Cooks guard their knives jealously. Really don’t even feel about borrowing the sous’s santoku (Japanese all-purpose knife) in a restaurant kitchen area – it’s a fake pas that could see you scrubbing out the deep-unwanted fat fryers for months. Even in residence kitchens, knives have moved from utility merchandise to the most coveted bits of kit.
But getting shelled out for a shimmering blade that promises to flip me into the future Angela Hartnett, seeking after it can experience like a hefty obligation. For assistance, I spoke to Jay Patel, founder of London’s Japanese Knife Co and the sharpest knife professional on the block.
And talking of blocks, what’s the finest way to store a knife? Rattling all around in a drawer is out. The blades will blunt as they bump just about every other, and rummaging all over for the garlic push could consequence in a horrible lower. So a knife block or a magnetic strip?
According to Patel, what issues most is protecting the sharp edge. ‘Most blocks relaxation the knife on the edge of the blade, so it operates along as you pull it out of the slot. We endorse placing the knife in upside down to guard the edge.’ Also, if you use a magnetic strip, carry it off the sharp edge initially, really cautiously, so it doesn’t scrape on the strip.

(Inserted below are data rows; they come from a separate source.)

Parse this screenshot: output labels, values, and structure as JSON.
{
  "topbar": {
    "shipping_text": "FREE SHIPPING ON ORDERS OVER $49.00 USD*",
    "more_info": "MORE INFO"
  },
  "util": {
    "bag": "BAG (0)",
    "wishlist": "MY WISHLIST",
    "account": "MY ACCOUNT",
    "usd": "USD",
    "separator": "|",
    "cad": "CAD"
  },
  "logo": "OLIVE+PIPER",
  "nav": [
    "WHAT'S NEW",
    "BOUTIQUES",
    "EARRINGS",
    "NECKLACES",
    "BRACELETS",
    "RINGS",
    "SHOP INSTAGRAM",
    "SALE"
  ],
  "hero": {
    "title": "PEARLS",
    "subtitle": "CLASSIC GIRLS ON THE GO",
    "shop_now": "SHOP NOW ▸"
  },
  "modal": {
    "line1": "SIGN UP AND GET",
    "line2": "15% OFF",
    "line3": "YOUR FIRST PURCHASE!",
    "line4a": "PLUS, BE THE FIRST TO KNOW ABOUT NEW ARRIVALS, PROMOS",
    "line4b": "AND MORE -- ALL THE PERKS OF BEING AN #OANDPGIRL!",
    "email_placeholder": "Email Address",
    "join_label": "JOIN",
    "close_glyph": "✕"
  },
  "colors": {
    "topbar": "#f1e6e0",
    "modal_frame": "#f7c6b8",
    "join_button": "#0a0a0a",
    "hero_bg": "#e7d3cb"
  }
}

Edge is every little thing. Most European blades are produced of very challenging, dense metal, good for our large vegetables and sinuous meat, although it tends to make them difficult to resharpen. They also tend to be thicker, so that when you are slicing a huge root vegetable, for case in point, after the initial reduce, the wedge of the blade cleaves it aside. Asiatic blades are likely to be incredibly skinny, great for fish and a lot less fibrous veg, but this would make them far more fragile.